### [Action item]
Return the records as they stand. No picture is to be included.

### [Collected data entries]
____________

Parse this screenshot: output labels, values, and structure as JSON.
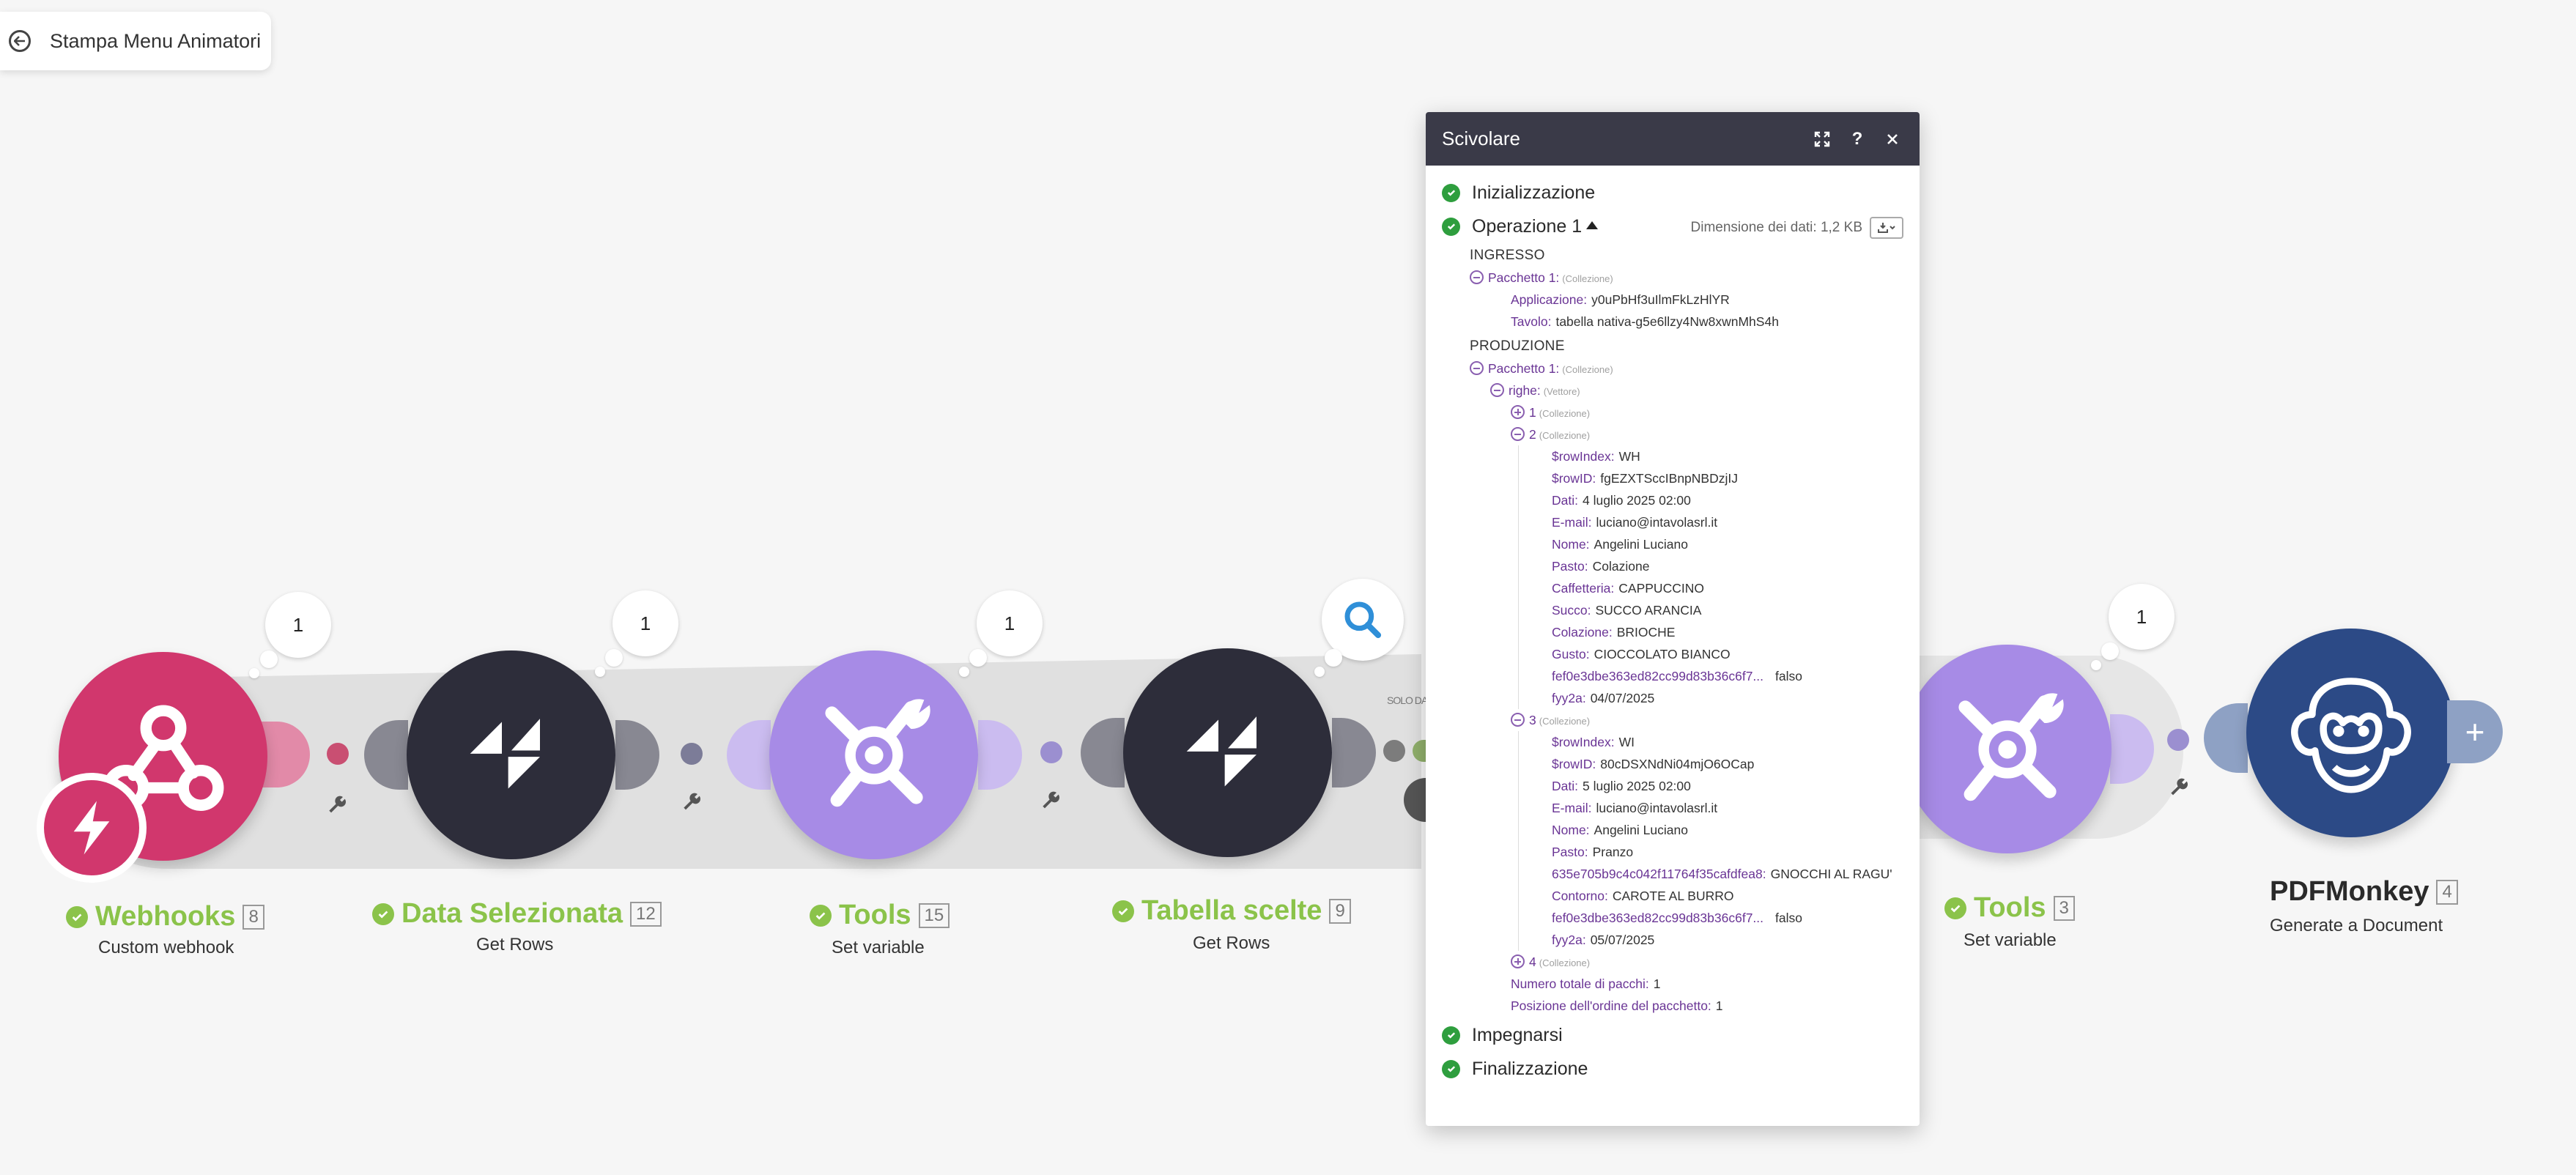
{
  "scenario": {
    "title": "Stampa Menu Animatori"
  },
  "modules": [
    {
      "name": "Webhooks",
      "count": "8",
      "subtitle": "Custom webhook",
      "bubble": "1"
    },
    {
      "name": "Data Selezionata",
      "count": "12",
      "subtitle": "Get Rows",
      "bubble": "1"
    },
    {
      "name": "Tools",
      "count": "15",
      "subtitle": "Set variable",
      "bubble": "1"
    },
    {
      "name": "Tabella scelte",
      "count": "9",
      "subtitle": "Get Rows"
    },
    {
      "name": "Tools",
      "count": "3",
      "subtitle": "Set variable",
      "bubble": "1"
    },
    {
      "name": "PDFMonkey",
      "count": "4",
      "subtitle": "Generate a Document"
    }
  ],
  "filter_label": "SOLO DATE S",
  "colors": {
    "webhook": "#d1376d",
    "dark": "#2d2d3a",
    "tools": "#a78be6",
    "pdfmonkey": "#2c4a86",
    "green": "#8bc34a",
    "panel_header": "#3a3a48"
  },
  "panel": {
    "title": "Scivolare",
    "initialization": "Inizializzazione",
    "operation": "Operazione 1",
    "data_size": "Dimensione dei dati: 1,2 KB",
    "commit": "Impegnarsi",
    "finalization": "Finalizzazione",
    "input": {
      "heading": "INGRESSO",
      "bundle": "Pacchetto 1:",
      "bundle_type": "(Collezione)",
      "fields": [
        {
          "key": "Applicazione:",
          "value": "y0uPbHf3uIlmFkLzHlYR"
        },
        {
          "key": "Tavolo:",
          "value": "tabella nativa-g5e6llzy4Nw8xwnMhS4h"
        }
      ]
    },
    "output": {
      "heading": "PRODUZIONE",
      "bundle": "Pacchetto 1:",
      "bundle_type": "(Collezione)",
      "rows_key": "righe:",
      "rows_type": "(Vettore)",
      "item1": {
        "key": "1",
        "type": "(Collezione)"
      },
      "item2": {
        "key": "2",
        "type": "(Collezione)",
        "fields": [
          {
            "key": "$rowIndex:",
            "value": "WH"
          },
          {
            "key": "$rowID:",
            "value": "fgEZXTSccIBnpNBDzjIJ"
          },
          {
            "key": "Dati:",
            "value": "4 luglio 2025 02:00"
          },
          {
            "key": "E-mail:",
            "value": "luciano@intavolasrl.it"
          },
          {
            "key": "Nome:",
            "value": "Angelini Luciano"
          },
          {
            "key": "Pasto:",
            "value": "Colazione"
          },
          {
            "key": "Caffetteria:",
            "value": "CAPPUCCINO"
          },
          {
            "key": "Succo:",
            "value": "SUCCO ARANCIA"
          },
          {
            "key": "Colazione:",
            "value": "BRIOCHE"
          },
          {
            "key": "Gusto:",
            "value": "CIOCCOLATO BIANCO"
          },
          {
            "key": "fef0e3dbe363ed82cc99d83b36c6f7...",
            "value": "falso"
          },
          {
            "key": "fyy2a:",
            "value": "04/07/2025"
          }
        ]
      },
      "item3": {
        "key": "3",
        "type": "(Collezione)",
        "fields": [
          {
            "key": "$rowIndex:",
            "value": "WI"
          },
          {
            "key": "$rowID:",
            "value": "80cDSXNdNi04mjO6OCap"
          },
          {
            "key": "Dati:",
            "value": "5 luglio 2025 02:00"
          },
          {
            "key": "E-mail:",
            "value": "luciano@intavolasrl.it"
          },
          {
            "key": "Nome:",
            "value": "Angelini Luciano"
          },
          {
            "key": "Pasto:",
            "value": "Pranzo"
          },
          {
            "key": "635e705b9c4c042f11764f35cafdfea8:",
            "value": "GNOCCHI AL RAGU'"
          },
          {
            "key": "Contorno:",
            "value": "CAROTE AL BURRO"
          },
          {
            "key": "fef0e3dbe363ed82cc99d83b36c6f7...",
            "value": "falso"
          },
          {
            "key": "fyy2a:",
            "value": "05/07/2025"
          }
        ]
      },
      "item4": {
        "key": "4",
        "type": "(Collezione)"
      },
      "total_bundles": {
        "key": "Numero totale di pacchi:",
        "value": "1"
      },
      "bundle_position": {
        "key": "Posizione dell'ordine del pacchetto:",
        "value": "1"
      }
    }
  }
}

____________

### [Reply]
Parse this screenshot: output labels, values, and structure as JSON.
{
  "scenario": {
    "title": "Stampa Menu Animatori"
  },
  "modules": [
    {
      "name": "Webhooks",
      "count": "8",
      "subtitle": "Custom webhook",
      "bubble": "1"
    },
    {
      "name": "Data Selezionata",
      "count": "12",
      "subtitle": "Get Rows",
      "bubble": "1"
    },
    {
      "name": "Tools",
      "count": "15",
      "subtitle": "Set variable",
      "bubble": "1"
    },
    {
      "name": "Tabella scelte",
      "count": "9",
      "subtitle": "Get Rows"
    },
    {
      "name": "Tools",
      "count": "3",
      "subtitle": "Set variable",
      "bubble": "1"
    },
    {
      "name": "PDFMonkey",
      "count": "4",
      "subtitle": "Generate a Document"
    }
  ],
  "filter_label": "SOLO DATE S",
  "colors": {
    "webhook": "#d1376d",
    "dark": "#2d2d3a",
    "tools": "#a78be6",
    "pdfmonkey": "#2c4a86",
    "green": "#8bc34a",
    "panel_header": "#3a3a48"
  },
  "panel": {
    "title": "Scivolare",
    "initialization": "Inizializzazione",
    "operation": "Operazione 1",
    "data_size": "Dimensione dei dati: 1,2 KB",
    "commit": "Impegnarsi",
    "finalization": "Finalizzazione",
    "input": {
      "heading": "INGRESSO",
      "bundle": "Pacchetto 1:",
      "bundle_type": "(Collezione)",
      "fields": [
        {
          "key": "Applicazione:",
          "value": "y0uPbHf3uIlmFkLzHlYR"
        },
        {
          "key": "Tavolo:",
          "value": "tabella nativa-g5e6llzy4Nw8xwnMhS4h"
        }
      ]
    },
    "output": {
      "heading": "PRODUZIONE",
      "bundle": "Pacchetto 1:",
      "bundle_type": "(Collezione)",
      "rows_key": "righe:",
      "rows_type": "(Vettore)",
      "item1": {
        "key": "1",
        "type": "(Collezione)"
      },
      "item2": {
        "key": "2",
        "type": "(Collezione)",
        "fields": [
          {
            "key": "$rowIndex:",
            "value": "WH"
          },
          {
            "key": "$rowID:",
            "value": "fgEZXTSccIBnpNBDzjIJ"
          },
          {
            "key": "Dati:",
            "value": "4 luglio 2025 02:00"
          },
          {
            "key": "E-mail:",
            "value": "luciano@intavolasrl.it"
          },
          {
            "key": "Nome:",
            "value": "Angelini Luciano"
          },
          {
            "key": "Pasto:",
            "value": "Colazione"
          },
          {
            "key": "Caffetteria:",
            "value": "CAPPUCCINO"
          },
          {
            "key": "Succo:",
            "value": "SUCCO ARANCIA"
          },
          {
            "key": "Colazione:",
            "value": "BRIOCHE"
          },
          {
            "key": "Gusto:",
            "value": "CIOCCOLATO BIANCO"
          },
          {
            "key": "fef0e3dbe363ed82cc99d83b36c6f7...",
            "value": "falso"
          },
          {
            "key": "fyy2a:",
            "value": "04/07/2025"
          }
        ]
      },
      "item3": {
        "key": "3",
        "type": "(Collezione)",
        "fields": [
          {
            "key": "$rowIndex:",
            "value": "WI"
          },
          {
            "key": "$rowID:",
            "value": "80cDSXNdNi04mjO6OCap"
          },
          {
            "key": "Dati:",
            "value": "5 luglio 2025 02:00"
          },
          {
            "key": "E-mail:",
            "value": "luciano@intavolasrl.it"
          },
          {
            "key": "Nome:",
            "value": "Angelini Luciano"
          },
          {
            "key": "Pasto:",
            "value": "Pranzo"
          },
          {
            "key": "635e705b9c4c042f11764f35cafdfea8:",
            "value": "GNOCCHI AL RAGU'"
          },
          {
            "key": "Contorno:",
            "value": "CAROTE AL BURRO"
          },
          {
            "key": "fef0e3dbe363ed82cc99d83b36c6f7...",
            "value": "falso"
          },
          {
            "key": "fyy2a:",
            "value": "05/07/2025"
          }
        ]
      },
      "item4": {
        "key": "4",
        "type": "(Collezione)"
      },
      "total_bundles": {
        "key": "Numero totale di pacchi:",
        "value": "1"
      },
      "bundle_position": {
        "key": "Posizione dell'ordine del pacchetto:",
        "value": "1"
      }
    }
  }
}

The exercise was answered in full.